◆ TASK BRIEF
Repeat all of the data exactly. Leave nothing out.

◆ Component data from apps and pages
[Start of Attachment]
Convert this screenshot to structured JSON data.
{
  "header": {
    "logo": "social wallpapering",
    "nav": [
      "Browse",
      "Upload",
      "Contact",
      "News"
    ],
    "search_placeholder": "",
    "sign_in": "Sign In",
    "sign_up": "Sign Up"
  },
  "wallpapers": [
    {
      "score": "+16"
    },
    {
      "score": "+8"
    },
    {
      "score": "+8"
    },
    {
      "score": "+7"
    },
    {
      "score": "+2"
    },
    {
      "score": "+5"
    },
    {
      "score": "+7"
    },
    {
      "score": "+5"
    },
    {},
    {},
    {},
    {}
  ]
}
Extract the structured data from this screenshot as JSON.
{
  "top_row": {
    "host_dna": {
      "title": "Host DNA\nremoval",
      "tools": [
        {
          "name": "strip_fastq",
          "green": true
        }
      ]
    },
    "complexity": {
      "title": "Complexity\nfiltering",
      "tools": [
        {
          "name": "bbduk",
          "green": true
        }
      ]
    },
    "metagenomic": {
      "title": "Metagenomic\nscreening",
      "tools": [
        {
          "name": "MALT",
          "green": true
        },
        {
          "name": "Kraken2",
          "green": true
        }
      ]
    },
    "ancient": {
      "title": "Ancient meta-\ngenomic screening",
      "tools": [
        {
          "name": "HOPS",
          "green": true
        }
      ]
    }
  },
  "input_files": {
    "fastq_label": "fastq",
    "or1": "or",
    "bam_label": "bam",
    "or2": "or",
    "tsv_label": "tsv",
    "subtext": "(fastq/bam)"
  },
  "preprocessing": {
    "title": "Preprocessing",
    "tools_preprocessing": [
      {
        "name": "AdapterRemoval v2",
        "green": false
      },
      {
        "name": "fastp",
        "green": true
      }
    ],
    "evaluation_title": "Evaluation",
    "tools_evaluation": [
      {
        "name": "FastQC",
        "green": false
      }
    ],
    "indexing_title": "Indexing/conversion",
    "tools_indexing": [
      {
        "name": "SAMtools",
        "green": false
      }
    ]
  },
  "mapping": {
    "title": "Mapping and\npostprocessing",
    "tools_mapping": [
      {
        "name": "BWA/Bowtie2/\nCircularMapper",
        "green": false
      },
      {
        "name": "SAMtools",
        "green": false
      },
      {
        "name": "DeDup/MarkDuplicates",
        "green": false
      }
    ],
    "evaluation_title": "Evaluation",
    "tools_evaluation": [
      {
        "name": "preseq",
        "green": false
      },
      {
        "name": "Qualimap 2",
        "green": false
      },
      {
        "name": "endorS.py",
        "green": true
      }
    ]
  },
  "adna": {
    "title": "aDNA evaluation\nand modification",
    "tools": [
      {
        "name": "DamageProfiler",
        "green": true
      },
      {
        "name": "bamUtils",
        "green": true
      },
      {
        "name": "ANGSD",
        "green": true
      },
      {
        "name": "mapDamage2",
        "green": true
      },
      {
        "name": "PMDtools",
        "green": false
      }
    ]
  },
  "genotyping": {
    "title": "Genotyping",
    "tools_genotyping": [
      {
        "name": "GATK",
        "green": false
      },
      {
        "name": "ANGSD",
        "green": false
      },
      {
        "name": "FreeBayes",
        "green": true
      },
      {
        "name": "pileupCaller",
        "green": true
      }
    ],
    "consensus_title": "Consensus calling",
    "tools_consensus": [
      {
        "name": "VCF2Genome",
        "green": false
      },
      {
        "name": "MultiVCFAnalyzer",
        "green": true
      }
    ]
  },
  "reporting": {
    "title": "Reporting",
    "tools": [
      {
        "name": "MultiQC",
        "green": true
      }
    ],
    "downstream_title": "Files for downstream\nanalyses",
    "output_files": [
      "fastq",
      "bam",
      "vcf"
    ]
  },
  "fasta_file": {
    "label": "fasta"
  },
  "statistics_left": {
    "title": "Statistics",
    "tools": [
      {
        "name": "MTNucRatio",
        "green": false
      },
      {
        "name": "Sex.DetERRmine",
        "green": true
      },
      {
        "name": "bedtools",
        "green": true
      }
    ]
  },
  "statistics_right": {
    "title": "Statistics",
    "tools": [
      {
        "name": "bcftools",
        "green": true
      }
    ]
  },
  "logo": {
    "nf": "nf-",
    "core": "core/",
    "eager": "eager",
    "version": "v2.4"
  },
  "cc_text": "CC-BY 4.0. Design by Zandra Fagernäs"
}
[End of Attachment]
◆ FINISHED TASK
Convert this screenshot to structured JSON data.
{
  "header": {
    "logo": "social wallpapering",
    "nav": [
      "Browse",
      "Upload",
      "Contact",
      "News"
    ],
    "search_placeholder": "",
    "sign_in": "Sign In",
    "sign_up": "Sign Up"
  },
  "wallpapers": [
    {
      "score": "+16"
    },
    {
      "score": "+8"
    },
    {
      "score": "+8"
    },
    {
      "score": "+7"
    },
    {
      "score": "+2"
    },
    {
      "score": "+5"
    },
    {
      "score": "+7"
    },
    {
      "score": "+5"
    },
    {},
    {},
    {},
    {}
  ]
}
Extract the structured data from this screenshot as JSON.
{
  "top_row": {
    "host_dna": {
      "title": "Host DNA\nremoval",
      "tools": [
        {
          "name": "strip_fastq",
          "green": true
        }
      ]
    },
    "complexity": {
      "title": "Complexity\nfiltering",
      "tools": [
        {
          "name": "bbduk",
          "green": true
        }
      ]
    },
    "metagenomic": {
      "title": "Metagenomic\nscreening",
      "tools": [
        {
          "name": "MALT",
          "green": true
        },
        {
          "name": "Kraken2",
          "green": true
        }
      ]
    },
    "ancient": {
      "title": "Ancient meta-\ngenomic screening",
      "tools": [
        {
          "name": "HOPS",
          "green": true
        }
      ]
    }
  },
  "input_files": {
    "fastq_label": "fastq",
    "or1": "or",
    "bam_label": "bam",
    "or2": "or",
    "tsv_label": "tsv",
    "subtext": "(fastq/bam)"
  },
  "preprocessing": {
    "title": "Preprocessing",
    "tools_preprocessing": [
      {
        "name": "AdapterRemoval v2",
        "green": false
      },
      {
        "name": "fastp",
        "green": true
      }
    ],
    "evaluation_title": "Evaluation",
    "tools_evaluation": [
      {
        "name": "FastQC",
        "green": false
      }
    ],
    "indexing_title": "Indexing/conversion",
    "tools_indexing": [
      {
        "name": "SAMtools",
        "green": false
      }
    ]
  },
  "mapping": {
    "title": "Mapping and\npostprocessing",
    "tools_mapping": [
      {
        "name": "BWA/Bowtie2/\nCircularMapper",
        "green": false
      },
      {
        "name": "SAMtools",
        "green": false
      },
      {
        "name": "DeDup/MarkDuplicates",
        "green": false
      }
    ],
    "evaluation_title": "Evaluation",
    "tools_evaluation": [
      {
        "name": "preseq",
        "green": false
      },
      {
        "name": "Qualimap 2",
        "green": false
      },
      {
        "name": "endorS.py",
        "green": true
      }
    ]
  },
  "adna": {
    "title": "aDNA evaluation\nand modification",
    "tools": [
      {
        "name": "DamageProfiler",
        "green": true
      },
      {
        "name": "bamUtils",
        "green": true
      },
      {
        "name": "ANGSD",
        "green": true
      },
      {
        "name": "mapDamage2",
        "green": true
      },
      {
        "name": "PMDtools",
        "green": false
      }
    ]
  },
  "genotyping": {
    "title": "Genotyping",
    "tools_genotyping": [
      {
        "name": "GATK",
        "green": false
      },
      {
        "name": "ANGSD",
        "green": false
      },
      {
        "name": "FreeBayes",
        "green": true
      },
      {
        "name": "pileupCaller",
        "green": true
      }
    ],
    "consensus_title": "Consensus calling",
    "tools_consensus": [
      {
        "name": "VCF2Genome",
        "green": false
      },
      {
        "name": "MultiVCFAnalyzer",
        "green": true
      }
    ]
  },
  "reporting": {
    "title": "Reporting",
    "tools": [
      {
        "name": "MultiQC",
        "green": true
      }
    ],
    "downstream_title": "Files for downstream\nanalyses",
    "output_files": [
      "fastq",
      "bam",
      "vcf"
    ]
  },
  "fasta_file": {
    "label": "fasta"
  },
  "statistics_left": {
    "title": "Statistics",
    "tools": [
      {
        "name": "MTNucRatio",
        "green": false
      },
      {
        "name": "Sex.DetERRmine",
        "green": true
      },
      {
        "name": "bedtools",
        "green": true
      }
    ]
  },
  "statistics_right": {
    "title": "Statistics",
    "tools": [
      {
        "name": "bcftools",
        "green": true
      }
    ]
  },
  "logo": {
    "nf": "nf-",
    "core": "core/",
    "eager": "eager",
    "version": "v2.4"
  },
  "cc_text": "CC-BY 4.0. Design by Zandra Fagernäs"
}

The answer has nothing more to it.